Read More | posted on Jan 21, 2014


It feels great to count down the hours and the miles. It is a big morale boost to know that we are almost there. For most of the crossing I had felt confident that we would make it but we did have a few scares. When the auto-helm broke I did worry that we would be down to one rower for the whole crossing. One rowing and one hand-steering would have been a horrible routine. Luckily we managed to fix it. But the most important bit of equipment is my leg - it has never let me down.

Read More | posted on Jan 20, 2014


Hard as it is to believe, this is my final blog! It has been a moment to reflect on an extraordinary 7 weeks at sea and an even more extraordinary group of people. By that I mean not just the guys in the boat, but the many wounded persons that they represent. I have been thinking a lot about what this team has achieved and what we hope others can achieve. This project has been about setting a huge challenge, committing wholeheartedly to it and then facing every challenge head on in pursuit of our goal. There have been no excuses only a choice to live this experience to its fullest and to take a positive attitude to all things. I hope that we have demonstrated that it is not what people see in you but what you go on to do that counts. I want to thank to all those who have personally supported me – you know who you are.

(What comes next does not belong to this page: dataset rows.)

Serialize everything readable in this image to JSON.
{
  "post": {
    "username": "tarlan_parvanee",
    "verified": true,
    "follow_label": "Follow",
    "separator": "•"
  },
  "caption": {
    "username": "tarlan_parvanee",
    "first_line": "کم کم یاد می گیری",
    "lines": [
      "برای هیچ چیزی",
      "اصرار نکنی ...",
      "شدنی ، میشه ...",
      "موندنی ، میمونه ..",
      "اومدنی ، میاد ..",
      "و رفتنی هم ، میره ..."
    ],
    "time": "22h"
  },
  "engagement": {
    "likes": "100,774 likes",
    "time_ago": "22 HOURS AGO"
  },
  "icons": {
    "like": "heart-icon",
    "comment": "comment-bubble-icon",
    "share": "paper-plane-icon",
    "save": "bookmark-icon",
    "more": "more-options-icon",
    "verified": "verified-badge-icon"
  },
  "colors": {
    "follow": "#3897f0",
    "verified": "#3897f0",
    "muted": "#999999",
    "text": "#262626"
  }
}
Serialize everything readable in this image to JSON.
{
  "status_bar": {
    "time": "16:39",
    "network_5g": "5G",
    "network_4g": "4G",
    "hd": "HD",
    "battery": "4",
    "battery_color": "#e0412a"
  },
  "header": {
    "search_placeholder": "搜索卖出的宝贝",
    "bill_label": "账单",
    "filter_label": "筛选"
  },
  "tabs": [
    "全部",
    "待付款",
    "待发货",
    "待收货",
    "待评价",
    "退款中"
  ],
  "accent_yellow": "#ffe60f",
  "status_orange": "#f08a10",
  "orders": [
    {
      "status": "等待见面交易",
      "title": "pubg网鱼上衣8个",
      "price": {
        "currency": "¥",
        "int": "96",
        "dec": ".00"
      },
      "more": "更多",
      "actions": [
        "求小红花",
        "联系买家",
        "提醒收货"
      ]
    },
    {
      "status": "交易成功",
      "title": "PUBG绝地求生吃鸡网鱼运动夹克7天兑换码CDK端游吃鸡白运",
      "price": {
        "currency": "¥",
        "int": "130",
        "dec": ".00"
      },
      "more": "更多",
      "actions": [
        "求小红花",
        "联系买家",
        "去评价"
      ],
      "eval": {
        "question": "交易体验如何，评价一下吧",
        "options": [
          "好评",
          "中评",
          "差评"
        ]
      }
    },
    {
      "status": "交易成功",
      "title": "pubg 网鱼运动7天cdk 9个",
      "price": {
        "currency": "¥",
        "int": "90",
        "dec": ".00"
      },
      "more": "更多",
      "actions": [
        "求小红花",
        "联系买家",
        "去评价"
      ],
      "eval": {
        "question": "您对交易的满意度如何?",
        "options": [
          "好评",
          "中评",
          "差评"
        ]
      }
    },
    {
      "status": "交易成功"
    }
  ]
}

There were a few people who said it could not be done. Oh dear… you will have to kiss my nappy-rash!

Read More | posted on Jan 19, 2014